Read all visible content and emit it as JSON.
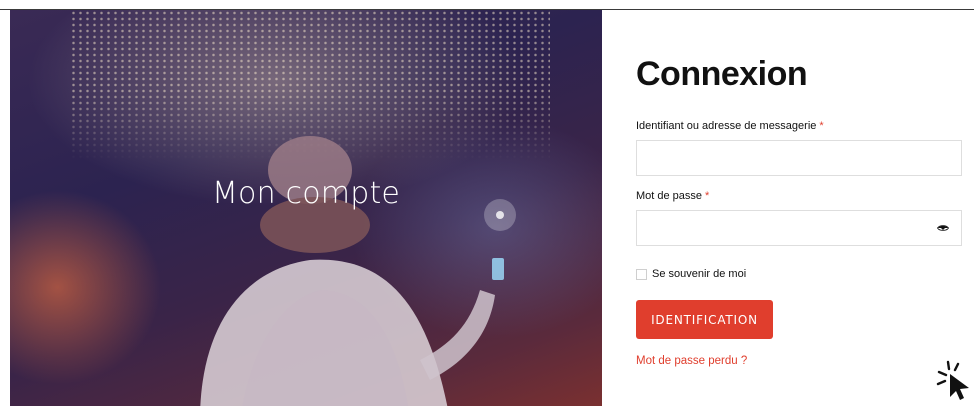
{
  "hero": {
    "title": "Mon compte"
  },
  "login": {
    "title": "Connexion",
    "username_label": "Identifiant ou adresse de messagerie",
    "username_value": "",
    "password_label": "Mot de passe",
    "password_value": "",
    "required_mark": "*",
    "remember_label": "Se souvenir de moi",
    "submit_label": "IDENTIFICATION",
    "lost_password_label": "Mot de passe perdu ?"
  },
  "icons": {
    "password_toggle": "eye-icon",
    "cursor": "click-cursor-icon"
  },
  "colors": {
    "accent": "#e03e2d",
    "text": "#111111",
    "input_border": "#dedede"
  }
}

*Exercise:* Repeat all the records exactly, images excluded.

*Task response:*
Read all visible content and emit it as JSON.
{
  "hero": {
    "title": "Mon compte"
  },
  "login": {
    "title": "Connexion",
    "username_label": "Identifiant ou adresse de messagerie",
    "username_value": "",
    "password_label": "Mot de passe",
    "password_value": "",
    "required_mark": "*",
    "remember_label": "Se souvenir de moi",
    "submit_label": "IDENTIFICATION",
    "lost_password_label": "Mot de passe perdu ?"
  },
  "icons": {
    "password_toggle": "eye-icon",
    "cursor": "click-cursor-icon"
  },
  "colors": {
    "accent": "#e03e2d",
    "text": "#111111",
    "input_border": "#dedede"
  }
}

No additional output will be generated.